#### [Work instructions]
Return each line below holding the string "docs".

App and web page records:
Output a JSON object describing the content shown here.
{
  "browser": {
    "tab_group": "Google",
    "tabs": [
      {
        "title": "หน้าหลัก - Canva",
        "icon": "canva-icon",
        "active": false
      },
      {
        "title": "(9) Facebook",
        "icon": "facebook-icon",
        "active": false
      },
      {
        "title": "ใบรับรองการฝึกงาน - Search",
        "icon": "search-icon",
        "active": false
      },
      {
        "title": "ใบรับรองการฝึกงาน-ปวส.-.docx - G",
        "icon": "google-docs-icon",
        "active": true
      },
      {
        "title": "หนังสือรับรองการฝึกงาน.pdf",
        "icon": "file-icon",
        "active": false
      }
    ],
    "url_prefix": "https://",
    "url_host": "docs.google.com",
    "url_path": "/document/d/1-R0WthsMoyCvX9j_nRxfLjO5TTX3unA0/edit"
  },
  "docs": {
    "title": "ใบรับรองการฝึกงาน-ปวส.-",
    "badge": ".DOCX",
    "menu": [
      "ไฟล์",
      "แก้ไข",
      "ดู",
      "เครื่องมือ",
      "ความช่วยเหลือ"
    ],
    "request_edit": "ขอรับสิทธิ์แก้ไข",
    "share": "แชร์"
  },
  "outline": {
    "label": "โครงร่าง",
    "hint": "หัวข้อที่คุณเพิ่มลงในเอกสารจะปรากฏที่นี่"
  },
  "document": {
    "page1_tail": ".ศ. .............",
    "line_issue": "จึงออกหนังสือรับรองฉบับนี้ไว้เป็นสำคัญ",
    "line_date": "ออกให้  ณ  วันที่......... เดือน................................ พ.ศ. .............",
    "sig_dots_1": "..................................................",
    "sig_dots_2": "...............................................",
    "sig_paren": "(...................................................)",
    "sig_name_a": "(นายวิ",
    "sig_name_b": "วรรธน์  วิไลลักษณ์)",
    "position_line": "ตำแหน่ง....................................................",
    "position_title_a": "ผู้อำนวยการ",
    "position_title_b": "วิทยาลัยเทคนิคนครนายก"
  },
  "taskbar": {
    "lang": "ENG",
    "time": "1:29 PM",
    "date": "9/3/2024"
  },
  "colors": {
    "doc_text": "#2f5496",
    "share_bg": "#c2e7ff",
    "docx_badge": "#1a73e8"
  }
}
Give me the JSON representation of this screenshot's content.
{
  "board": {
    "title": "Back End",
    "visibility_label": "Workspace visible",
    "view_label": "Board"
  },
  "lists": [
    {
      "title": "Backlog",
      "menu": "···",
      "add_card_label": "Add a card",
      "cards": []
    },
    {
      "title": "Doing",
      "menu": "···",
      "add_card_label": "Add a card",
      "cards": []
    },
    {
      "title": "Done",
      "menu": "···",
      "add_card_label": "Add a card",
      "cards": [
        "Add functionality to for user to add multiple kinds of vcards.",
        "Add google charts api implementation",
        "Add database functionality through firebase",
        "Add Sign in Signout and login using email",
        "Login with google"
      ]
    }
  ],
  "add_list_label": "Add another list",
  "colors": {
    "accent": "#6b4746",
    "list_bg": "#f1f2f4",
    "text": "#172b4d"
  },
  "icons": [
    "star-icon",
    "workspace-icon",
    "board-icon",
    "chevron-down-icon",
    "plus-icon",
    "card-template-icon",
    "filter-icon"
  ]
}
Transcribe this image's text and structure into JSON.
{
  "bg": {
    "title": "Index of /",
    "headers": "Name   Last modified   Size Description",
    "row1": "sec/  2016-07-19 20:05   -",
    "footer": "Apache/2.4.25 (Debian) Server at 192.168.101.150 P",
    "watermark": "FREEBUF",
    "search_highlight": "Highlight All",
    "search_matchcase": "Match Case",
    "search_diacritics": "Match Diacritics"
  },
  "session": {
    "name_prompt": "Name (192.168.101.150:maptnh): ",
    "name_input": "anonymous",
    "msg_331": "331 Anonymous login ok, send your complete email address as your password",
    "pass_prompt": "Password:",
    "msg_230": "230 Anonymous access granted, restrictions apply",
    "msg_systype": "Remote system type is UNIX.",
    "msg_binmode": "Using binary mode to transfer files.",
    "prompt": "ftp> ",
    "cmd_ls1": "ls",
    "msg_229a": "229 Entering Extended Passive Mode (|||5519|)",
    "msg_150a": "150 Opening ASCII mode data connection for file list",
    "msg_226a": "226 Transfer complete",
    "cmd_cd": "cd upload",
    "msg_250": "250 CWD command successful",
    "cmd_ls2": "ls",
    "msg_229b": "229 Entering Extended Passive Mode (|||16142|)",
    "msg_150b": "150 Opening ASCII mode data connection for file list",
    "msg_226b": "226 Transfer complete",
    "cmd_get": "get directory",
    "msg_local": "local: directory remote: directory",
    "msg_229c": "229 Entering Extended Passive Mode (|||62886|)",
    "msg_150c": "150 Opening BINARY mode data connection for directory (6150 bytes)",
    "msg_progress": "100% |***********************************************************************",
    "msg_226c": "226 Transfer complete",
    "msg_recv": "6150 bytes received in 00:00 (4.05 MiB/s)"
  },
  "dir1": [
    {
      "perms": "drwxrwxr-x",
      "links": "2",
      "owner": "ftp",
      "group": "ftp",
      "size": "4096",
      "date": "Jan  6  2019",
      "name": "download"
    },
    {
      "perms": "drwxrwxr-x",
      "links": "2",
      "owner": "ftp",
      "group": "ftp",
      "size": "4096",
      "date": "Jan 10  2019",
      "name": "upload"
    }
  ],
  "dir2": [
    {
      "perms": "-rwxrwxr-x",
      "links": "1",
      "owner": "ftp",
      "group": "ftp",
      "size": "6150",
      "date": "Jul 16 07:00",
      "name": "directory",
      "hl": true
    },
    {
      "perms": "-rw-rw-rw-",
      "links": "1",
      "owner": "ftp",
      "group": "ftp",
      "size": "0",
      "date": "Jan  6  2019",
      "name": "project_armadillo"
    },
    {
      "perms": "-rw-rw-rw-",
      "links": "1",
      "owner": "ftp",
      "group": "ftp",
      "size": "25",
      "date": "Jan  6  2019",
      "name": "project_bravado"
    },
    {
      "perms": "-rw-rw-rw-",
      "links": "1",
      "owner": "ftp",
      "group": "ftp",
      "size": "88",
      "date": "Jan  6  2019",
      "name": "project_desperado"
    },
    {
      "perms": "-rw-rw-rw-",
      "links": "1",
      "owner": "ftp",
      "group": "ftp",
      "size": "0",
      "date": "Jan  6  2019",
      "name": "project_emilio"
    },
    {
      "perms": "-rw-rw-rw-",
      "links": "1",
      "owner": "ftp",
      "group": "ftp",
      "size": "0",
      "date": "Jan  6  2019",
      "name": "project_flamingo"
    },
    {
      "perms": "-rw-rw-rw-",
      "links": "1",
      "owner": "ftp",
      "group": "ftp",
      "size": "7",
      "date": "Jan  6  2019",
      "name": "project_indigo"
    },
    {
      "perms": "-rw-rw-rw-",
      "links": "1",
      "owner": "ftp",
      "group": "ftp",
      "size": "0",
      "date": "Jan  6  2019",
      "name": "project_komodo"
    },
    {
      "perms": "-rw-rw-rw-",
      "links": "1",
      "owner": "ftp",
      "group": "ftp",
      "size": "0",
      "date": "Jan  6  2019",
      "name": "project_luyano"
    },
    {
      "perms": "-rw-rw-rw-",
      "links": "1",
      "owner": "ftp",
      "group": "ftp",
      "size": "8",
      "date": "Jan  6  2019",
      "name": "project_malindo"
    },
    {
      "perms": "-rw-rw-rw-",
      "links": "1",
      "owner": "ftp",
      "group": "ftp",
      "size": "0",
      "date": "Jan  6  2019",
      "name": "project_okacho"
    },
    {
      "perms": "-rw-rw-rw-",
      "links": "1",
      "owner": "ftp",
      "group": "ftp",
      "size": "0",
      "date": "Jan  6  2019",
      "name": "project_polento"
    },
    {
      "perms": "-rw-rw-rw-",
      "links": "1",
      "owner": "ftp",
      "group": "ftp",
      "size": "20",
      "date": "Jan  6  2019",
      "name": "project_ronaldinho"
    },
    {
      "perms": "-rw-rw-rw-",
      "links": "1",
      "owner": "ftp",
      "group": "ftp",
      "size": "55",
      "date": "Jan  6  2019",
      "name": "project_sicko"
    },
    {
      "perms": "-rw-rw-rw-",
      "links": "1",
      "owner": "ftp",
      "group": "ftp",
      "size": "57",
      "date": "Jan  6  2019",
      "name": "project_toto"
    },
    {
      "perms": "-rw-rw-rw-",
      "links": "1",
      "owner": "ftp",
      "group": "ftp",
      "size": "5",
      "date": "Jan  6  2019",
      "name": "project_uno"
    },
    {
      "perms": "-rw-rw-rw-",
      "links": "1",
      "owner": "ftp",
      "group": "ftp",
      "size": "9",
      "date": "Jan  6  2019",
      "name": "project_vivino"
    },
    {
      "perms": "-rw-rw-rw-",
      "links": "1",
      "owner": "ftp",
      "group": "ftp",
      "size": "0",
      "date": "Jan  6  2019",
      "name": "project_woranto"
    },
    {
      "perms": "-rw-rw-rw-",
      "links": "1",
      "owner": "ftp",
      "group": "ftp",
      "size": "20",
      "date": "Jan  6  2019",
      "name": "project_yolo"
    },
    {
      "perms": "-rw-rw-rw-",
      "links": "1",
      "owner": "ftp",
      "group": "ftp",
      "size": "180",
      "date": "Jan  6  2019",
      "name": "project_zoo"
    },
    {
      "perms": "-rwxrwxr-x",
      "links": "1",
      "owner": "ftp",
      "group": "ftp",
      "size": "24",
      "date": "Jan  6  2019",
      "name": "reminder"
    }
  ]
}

#### [Exercise output]
        "icon": "google-docs-icon",
    "url_host": "docs.google.com",
  "docs": {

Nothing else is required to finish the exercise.